BEGIN Material to process

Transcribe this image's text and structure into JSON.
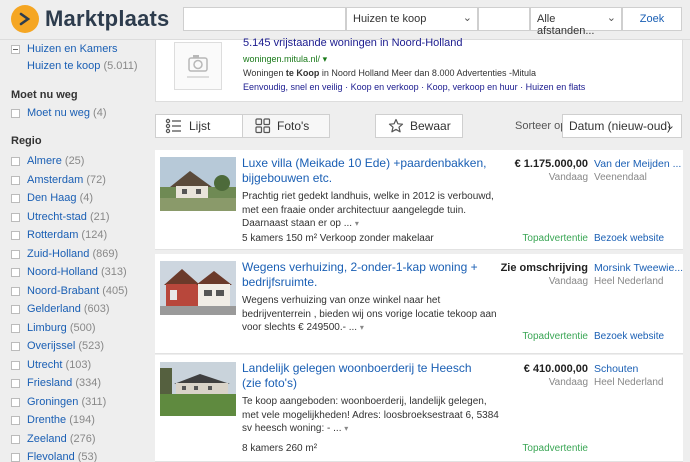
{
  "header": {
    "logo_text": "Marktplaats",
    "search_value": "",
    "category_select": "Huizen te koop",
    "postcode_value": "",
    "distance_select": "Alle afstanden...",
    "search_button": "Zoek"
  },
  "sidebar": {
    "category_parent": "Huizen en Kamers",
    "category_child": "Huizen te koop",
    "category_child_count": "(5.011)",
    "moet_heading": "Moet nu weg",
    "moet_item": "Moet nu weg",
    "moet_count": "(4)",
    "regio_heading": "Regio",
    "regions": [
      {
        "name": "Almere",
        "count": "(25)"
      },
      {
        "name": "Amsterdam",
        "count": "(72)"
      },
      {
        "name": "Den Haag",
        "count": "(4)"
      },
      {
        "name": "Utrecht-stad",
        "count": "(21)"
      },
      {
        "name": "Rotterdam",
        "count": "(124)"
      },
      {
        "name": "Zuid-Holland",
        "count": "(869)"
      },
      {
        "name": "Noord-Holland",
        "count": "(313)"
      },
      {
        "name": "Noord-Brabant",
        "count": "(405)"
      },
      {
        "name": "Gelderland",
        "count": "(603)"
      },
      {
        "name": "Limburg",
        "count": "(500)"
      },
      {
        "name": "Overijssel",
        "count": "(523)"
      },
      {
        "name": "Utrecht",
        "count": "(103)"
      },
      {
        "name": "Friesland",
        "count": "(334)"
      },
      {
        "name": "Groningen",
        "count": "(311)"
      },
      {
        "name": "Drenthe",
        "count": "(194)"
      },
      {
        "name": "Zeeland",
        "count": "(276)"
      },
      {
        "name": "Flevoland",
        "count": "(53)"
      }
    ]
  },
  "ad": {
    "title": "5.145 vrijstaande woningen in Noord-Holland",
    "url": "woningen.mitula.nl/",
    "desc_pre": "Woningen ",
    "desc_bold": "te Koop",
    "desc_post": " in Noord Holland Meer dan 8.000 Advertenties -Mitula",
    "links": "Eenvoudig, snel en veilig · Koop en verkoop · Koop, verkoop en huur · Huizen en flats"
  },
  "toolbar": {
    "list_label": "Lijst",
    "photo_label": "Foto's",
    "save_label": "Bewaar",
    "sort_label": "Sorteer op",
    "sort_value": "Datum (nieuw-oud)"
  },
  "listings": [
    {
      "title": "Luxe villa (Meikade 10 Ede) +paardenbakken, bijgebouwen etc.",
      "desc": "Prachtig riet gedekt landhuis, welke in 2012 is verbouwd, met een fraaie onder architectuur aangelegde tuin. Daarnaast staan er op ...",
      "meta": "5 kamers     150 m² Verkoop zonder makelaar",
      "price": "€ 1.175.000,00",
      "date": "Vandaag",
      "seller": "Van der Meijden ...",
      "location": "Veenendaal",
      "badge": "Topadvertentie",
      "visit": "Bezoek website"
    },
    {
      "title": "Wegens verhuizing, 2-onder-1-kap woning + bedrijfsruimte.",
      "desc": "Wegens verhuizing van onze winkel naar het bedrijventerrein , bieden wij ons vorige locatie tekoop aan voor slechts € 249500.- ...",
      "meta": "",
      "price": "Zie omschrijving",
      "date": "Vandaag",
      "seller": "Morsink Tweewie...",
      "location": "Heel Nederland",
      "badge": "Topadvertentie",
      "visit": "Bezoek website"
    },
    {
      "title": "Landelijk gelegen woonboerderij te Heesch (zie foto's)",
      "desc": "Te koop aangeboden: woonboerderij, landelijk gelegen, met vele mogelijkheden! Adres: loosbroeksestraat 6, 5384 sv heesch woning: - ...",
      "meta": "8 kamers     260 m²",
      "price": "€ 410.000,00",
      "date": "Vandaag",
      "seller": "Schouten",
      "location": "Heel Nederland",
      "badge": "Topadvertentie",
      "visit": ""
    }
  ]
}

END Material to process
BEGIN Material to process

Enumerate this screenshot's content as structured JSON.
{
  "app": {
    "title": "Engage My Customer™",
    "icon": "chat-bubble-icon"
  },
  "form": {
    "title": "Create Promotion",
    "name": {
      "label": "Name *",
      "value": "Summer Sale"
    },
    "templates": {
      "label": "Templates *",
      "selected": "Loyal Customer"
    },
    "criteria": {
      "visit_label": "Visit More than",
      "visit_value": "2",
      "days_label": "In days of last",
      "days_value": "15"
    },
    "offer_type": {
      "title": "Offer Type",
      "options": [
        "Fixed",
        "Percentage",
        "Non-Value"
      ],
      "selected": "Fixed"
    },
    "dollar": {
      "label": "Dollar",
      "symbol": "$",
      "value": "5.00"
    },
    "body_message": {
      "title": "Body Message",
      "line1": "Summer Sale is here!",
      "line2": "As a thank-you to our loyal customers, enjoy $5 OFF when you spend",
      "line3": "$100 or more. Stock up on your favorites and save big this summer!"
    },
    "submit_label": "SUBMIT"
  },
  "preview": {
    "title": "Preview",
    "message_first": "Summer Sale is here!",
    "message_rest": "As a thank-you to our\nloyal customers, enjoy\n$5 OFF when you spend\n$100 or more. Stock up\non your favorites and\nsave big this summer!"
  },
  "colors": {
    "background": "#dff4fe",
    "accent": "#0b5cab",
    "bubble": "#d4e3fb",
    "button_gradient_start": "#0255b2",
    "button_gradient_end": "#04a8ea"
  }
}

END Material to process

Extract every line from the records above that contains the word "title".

** Exercise result **
    "title": "5.145 vrijstaande woningen in Noord-Holland",
      "title": "Luxe villa (Meikade 10 Ede) +paardenbakken, bijgebouwen etc.",
      "title": "Wegens verhuizing, 2-onder-1-kap woning + bedrijfsruimte.",
      "title": "Landelijk gelegen woonboerderij te Heesch (zie foto's)",
    "title": "Engage My Customer™",
    "title": "Create Promotion",
      "title": "Offer Type",
      "title": "Body Message",
    "title": "Preview",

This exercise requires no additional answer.